The objective of the Ministry of Tourism’s “Dekho Apna Desh” webinar series is to create awareness about and promote various tourism destinations of India – including the lesser-known destinations and lesser-known facets of popular destinations.
The presentation started with Gandhiji’s attire of three-piece suit when he was a lawyer in South Africa.
When he returned to India in 1915, he started donning typical Gujarati attire.
Though Rabindranath Tagore hailed him as a ‘Mahatma’ in 1915, it was Madurai (famed for its temples and the cotton Sungudi sarees) that made Gandhi into a Mahatma, in the full sense of the term.
For, it was here that he discarded the western clothing, and donned the khadi, which remained his signature look, till his death.
On his second visit to Madurai in September 1921, Gandhi stayed in the West Masi Street and when he saw the daily wage labourers going to work without a shirt he was deeply moved by their plight, he removed his attire and adorned the four-metre Khadi dhoti.
An interesting anecdote is a reluctant invite to afternoon tea at Buckingham Palace by King George V to Gandhi and all Indian delegates to the Round Table Conference; reluctant, because Gandhi’s poor man’s dress was simply against the court etiquette.
But Gandhi was also equally adamantly pre-announcing that he would not re-clothe even to meet the King.
His stand was simple that the Indian poor were still naked because of Britain.
Later, when asked if he was not wearing enough clothes to meet the King, Gandhiji is reported to have famously remarked, “The king had enough on for both of us”.
In 1918, Mahatma Gandhi started his movement for Khadi as a relief programme for the poor masses living in India’s villages.
Spinning and weaving were elevated to an ideology for self-reliance and self-government.
Gandhi saw it as the end of dependency on foreign materials and thus giving a first lesson or real independence.
Raw materials at that time were entirely exported to England and then re-imported as costly finished cloth, depriving the local population of work and profits on it.
It was for economic, cultural and social reasons and not merely political that Gandhi established the Khadi Movement.
In 1934-35, he expanded the idea from helping the poor individual to the self-reliance of whole villages.
In 1942-43 he had sessions with workers groups and village organizers to re-organize the whole programme on a bigger country-wide scale.

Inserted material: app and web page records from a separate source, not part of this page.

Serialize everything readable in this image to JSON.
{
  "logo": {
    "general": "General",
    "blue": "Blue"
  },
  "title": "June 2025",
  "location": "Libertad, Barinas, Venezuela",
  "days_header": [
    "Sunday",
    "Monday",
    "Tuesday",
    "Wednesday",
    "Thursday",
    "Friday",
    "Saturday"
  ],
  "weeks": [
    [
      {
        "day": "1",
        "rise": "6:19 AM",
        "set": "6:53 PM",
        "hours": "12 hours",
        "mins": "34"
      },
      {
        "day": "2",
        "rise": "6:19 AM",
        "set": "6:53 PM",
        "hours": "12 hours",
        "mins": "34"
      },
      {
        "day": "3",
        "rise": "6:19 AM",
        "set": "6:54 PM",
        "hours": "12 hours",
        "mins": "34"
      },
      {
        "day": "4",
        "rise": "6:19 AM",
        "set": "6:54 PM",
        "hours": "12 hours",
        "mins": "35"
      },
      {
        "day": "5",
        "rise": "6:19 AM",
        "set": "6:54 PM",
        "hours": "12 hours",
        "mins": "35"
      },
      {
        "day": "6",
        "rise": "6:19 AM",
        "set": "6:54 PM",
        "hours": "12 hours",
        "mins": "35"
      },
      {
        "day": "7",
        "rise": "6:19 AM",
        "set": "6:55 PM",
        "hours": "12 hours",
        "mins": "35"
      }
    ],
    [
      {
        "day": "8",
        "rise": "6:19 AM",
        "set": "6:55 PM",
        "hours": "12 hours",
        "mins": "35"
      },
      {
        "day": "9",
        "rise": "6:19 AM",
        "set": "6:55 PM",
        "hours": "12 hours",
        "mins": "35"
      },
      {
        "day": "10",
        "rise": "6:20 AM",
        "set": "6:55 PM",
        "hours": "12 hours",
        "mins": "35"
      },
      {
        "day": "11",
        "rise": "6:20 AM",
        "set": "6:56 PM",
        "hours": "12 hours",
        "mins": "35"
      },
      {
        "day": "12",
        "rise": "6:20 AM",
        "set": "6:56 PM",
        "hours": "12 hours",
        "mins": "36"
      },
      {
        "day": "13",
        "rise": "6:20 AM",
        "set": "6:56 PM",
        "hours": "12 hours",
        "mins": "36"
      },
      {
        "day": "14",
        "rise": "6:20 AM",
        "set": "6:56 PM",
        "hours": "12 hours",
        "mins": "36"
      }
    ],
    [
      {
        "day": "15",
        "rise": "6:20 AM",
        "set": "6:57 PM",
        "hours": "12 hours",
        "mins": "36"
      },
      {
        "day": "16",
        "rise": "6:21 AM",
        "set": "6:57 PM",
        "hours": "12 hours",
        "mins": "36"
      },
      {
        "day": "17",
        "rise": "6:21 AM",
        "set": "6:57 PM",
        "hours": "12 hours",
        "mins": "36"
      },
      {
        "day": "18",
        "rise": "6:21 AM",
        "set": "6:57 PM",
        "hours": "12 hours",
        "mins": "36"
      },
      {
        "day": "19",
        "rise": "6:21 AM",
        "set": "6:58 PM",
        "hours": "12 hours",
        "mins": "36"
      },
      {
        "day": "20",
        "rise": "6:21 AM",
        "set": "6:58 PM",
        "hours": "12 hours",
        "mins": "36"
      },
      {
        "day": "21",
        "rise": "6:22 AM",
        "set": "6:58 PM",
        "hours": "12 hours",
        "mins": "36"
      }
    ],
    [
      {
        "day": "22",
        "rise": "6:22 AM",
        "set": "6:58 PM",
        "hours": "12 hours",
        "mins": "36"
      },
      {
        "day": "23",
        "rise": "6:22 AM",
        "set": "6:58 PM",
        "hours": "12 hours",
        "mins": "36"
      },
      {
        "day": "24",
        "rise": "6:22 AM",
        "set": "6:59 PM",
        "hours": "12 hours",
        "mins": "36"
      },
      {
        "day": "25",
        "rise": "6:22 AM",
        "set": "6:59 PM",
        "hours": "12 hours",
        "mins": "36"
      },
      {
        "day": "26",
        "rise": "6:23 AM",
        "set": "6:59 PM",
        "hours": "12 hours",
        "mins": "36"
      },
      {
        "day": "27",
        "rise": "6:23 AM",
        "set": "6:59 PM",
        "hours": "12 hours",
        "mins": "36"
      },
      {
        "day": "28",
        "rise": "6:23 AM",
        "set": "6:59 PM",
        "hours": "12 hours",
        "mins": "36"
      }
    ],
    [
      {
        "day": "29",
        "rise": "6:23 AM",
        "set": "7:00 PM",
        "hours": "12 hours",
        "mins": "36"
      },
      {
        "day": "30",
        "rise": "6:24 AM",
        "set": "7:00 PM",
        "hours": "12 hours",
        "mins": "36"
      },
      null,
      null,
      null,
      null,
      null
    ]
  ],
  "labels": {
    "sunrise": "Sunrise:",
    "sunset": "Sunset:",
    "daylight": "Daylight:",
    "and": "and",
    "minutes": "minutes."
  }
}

Thus, Khadi became not merely a piece of cloth but a way of life.
Sabarmati Ashram and Khadi
The birth of khadi as a symbol of India’s freedom struggle took place at Sabarmati Ashram.
One of the objects of the Ashram was that all inmates should wear hand-woven cloth made from Indian yarn.
The question was how to make the hand-spun yarn. The spinning wheel was not available nor was there any person who could teach spinning.
Gangaben Majumdar, whom Gandhiji met at the Broach Educational Conference and expressed the difficulty that the Ashram was facing, solved the problem.
She found the spinning wheel for Gandhiji in Vijapur in Baroda State. Thus, the spinning wheel came to the Ashram and the production of khadi began.
Dharwad is the only place in Karnataka where coloured cotton is grown.
After his death, when the Centre decided to establish a museum in memory of Gandhi, Jawaharlal Nehru, the country’s first Prime Minister after Independence, suggested the name of Madurai.
Accordingly, the palace of Rani Mangammal was selected and construction work was undertaken to convert the complex into a museum.
When Gandhi visited Madurai in 1946, the British government operated a special train for him and he travelled all alone in the train.
Gandhi Smriti and Darshan Samiti
Gandhi Smriti and Darshan Samiti (GSDS) was formed in September 1984 by the merger of Gandhi Darshan at Rajghat and Gandhi Smriti, at 5, Tees January Marg as an autonomous body, and is functioning under the constructive advice and financial support from the Ministry of Culture.
The Prime Minister of India is its Chairperson and it has a nominated body of senior Gandhians and representatives of various government departments to guide it in its activities.
The basic aim and objective of the Samiti are to propagate the life, mission and thought of Mahatma Gandhi through various socio-educational and cultural programmes.
Gandhi Smriti, housed in the Old Birla House on 5, Tees January Marg, New Delhi, is the sacred place where Mahatma Gandhi’s epic Life ended on 30 January 1948.
Mahatma Gandhi had lived in this house on September 9, 1947, to January 30, 1948.
Gandhi Darshan, the second campus, is situated adjacent to the Mahatma Gandhi Samadhi at Rajghat.
It came into existence in 169 to mark the centenary of Mahatma Gandhi.